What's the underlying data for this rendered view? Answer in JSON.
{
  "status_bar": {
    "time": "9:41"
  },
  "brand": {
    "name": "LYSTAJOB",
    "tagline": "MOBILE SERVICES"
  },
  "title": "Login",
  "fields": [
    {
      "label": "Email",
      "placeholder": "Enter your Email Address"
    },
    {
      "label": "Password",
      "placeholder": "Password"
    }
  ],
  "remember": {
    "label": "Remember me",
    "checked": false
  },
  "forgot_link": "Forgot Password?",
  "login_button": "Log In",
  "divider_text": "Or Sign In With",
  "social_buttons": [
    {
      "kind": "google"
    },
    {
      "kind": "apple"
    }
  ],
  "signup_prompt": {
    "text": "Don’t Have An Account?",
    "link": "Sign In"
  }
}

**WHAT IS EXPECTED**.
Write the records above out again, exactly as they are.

**ANSWER SPACE**.
What's the underlying data for this rendered view? Answer in JSON.
{
  "status_bar": {
    "time": "9:41"
  },
  "brand": {
    "name": "LYSTAJOB",
    "tagline": "MOBILE SERVICES"
  },
  "title": "Login",
  "fields": [
    {
      "label": "Email",
      "placeholder": "Enter your Email Address"
    },
    {
      "label": "Password",
      "placeholder": "Password"
    }
  ],
  "remember": {
    "label": "Remember me",
    "checked": false
  },
  "forgot_link": "Forgot Password?",
  "login_button": "Log In",
  "divider_text": "Or Sign In With",
  "social_buttons": [
    {
      "kind": "google"
    },
    {
      "kind": "apple"
    }
  ],
  "signup_prompt": {
    "text": "Don’t Have An Account?",
    "link": "Sign In"
  }
}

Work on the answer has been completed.